Corn and wheat prices climbed this week to highs not seen since the summer of 2016, suggesting commodity markets are undergoing a paradigm shift, says Jerry Gulke, president of the Gulke Group.
“We’re now seeing corn and wheat breaking out into highs not seen since July, which was the period of time before we knew we had record crops in the field,” Gulke tells “Weekend Market Report” host Pam Fretwell. “We’ve absorbed all of that negative news, and price is now better than it has been in seven months.”
For months, observers have suggested many farmers will begin selling corn at or above $4. That milestone nearly arrived this week, Gulke says.
“We broke well above that $3.70 level for March and we closed for the week 8 cents to 9 cents higher, old crop 6 cents higher. The old crop’s near $4 at $3.99 ½,” Gulke says. “Conventional wisdom would say, boy, give these farmers a chance at $4 futures. We always hear $4—to me that’s cash, not futures—but for some people in the northern Plains with 65- to 75-cents-under-basis corn, that’s a long ways away from $4 cash. But to central Illinois, that brings probably some corn back into the mix. Basis is even there. Some guys in the South are plus 10 cents, plus 20 cents, so outside of the northern Plains, you have probably close to $4 corn or within 25 cents of it.”
Especially noteworthy is that these corn prices broke above January highs, Gulke says, and January prices broke above December highs. Now the question becomes whether corn and wheat prices can sustain their trajectory.
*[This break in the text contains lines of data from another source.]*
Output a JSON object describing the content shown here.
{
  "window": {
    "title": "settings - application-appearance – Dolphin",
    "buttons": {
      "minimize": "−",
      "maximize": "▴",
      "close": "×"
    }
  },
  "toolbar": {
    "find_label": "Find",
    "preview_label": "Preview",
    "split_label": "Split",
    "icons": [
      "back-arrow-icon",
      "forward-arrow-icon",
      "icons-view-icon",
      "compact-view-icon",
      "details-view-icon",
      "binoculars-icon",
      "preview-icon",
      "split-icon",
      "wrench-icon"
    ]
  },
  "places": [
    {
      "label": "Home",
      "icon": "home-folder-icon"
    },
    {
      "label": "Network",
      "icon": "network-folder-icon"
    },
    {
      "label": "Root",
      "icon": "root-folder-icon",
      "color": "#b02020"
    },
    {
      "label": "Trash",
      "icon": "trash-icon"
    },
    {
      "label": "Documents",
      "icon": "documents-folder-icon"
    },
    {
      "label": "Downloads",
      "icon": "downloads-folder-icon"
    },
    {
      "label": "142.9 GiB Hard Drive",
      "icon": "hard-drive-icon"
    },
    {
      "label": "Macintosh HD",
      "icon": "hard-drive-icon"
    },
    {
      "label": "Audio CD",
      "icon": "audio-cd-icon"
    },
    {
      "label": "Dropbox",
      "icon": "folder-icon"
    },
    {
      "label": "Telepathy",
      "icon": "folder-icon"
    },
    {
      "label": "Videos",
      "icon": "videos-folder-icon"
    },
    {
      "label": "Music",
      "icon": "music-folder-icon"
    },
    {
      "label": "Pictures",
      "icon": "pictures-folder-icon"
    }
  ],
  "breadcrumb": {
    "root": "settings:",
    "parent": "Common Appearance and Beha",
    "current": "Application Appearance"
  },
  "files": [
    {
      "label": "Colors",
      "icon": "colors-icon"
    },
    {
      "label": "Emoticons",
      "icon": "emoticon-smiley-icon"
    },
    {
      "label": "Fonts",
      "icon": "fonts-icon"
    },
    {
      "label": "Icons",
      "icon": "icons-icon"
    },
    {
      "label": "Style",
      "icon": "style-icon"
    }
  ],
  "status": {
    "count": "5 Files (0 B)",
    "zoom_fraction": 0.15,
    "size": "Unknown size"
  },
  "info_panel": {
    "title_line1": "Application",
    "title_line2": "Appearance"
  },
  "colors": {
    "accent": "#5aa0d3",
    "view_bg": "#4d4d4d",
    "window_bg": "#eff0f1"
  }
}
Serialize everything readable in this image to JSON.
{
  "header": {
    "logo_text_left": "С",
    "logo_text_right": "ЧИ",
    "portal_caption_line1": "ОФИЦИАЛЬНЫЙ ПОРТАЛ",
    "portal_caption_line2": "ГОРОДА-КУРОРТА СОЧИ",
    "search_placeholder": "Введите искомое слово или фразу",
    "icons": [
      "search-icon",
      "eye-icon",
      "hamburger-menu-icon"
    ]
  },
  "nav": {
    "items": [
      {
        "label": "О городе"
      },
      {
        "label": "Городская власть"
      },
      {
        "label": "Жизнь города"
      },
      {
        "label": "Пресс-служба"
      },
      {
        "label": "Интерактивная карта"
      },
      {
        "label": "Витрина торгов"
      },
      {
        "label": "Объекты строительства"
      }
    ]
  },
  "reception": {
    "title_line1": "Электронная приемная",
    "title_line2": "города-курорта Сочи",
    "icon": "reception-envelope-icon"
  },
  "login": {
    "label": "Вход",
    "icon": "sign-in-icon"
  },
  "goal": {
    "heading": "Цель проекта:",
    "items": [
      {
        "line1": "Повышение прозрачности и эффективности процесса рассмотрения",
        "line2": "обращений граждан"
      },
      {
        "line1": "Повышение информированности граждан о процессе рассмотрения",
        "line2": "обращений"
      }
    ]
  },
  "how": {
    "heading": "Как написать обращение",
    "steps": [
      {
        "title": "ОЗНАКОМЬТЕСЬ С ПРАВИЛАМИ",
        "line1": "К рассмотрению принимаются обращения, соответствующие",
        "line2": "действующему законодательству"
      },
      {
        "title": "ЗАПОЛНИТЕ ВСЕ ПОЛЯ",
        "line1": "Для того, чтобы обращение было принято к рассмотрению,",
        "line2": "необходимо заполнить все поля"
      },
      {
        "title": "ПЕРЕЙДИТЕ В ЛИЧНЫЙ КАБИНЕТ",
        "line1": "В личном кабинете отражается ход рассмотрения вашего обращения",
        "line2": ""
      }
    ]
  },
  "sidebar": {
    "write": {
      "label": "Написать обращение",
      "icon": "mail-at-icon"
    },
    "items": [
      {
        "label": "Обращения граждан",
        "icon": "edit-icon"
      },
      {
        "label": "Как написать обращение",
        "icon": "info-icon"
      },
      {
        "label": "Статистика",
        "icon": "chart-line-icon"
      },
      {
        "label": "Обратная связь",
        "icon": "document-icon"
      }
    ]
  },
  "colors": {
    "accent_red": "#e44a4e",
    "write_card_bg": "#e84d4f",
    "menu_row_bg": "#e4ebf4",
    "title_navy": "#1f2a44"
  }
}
“Wheat managed to close back above that $4.70 level in July, which has been hard to penetrate. We haven’t been above that level since last July,” Gulke explains. “All of these grains are breaking out to the upside. At least they sustained the weekly close. You’d like to see two weeks in a row to really give you confidence that this is a new trend. But I think it’s enough to get a lot of people that are short out. … For the last 18 months, wheat’s been the weak sister. … Now all of that is turning at a time when you’re going into these critical areas for dormancy and that kind of thing. Technically, it’s very good.”
Soybeans haven’t surpassed January highs. Consequently, it’s feasible more farmers could be thinking about adding more corn back into their spring crop mix.
“It’s up in the air” as far as what USDA’s Planting Intentions report will say in March, Gulke says.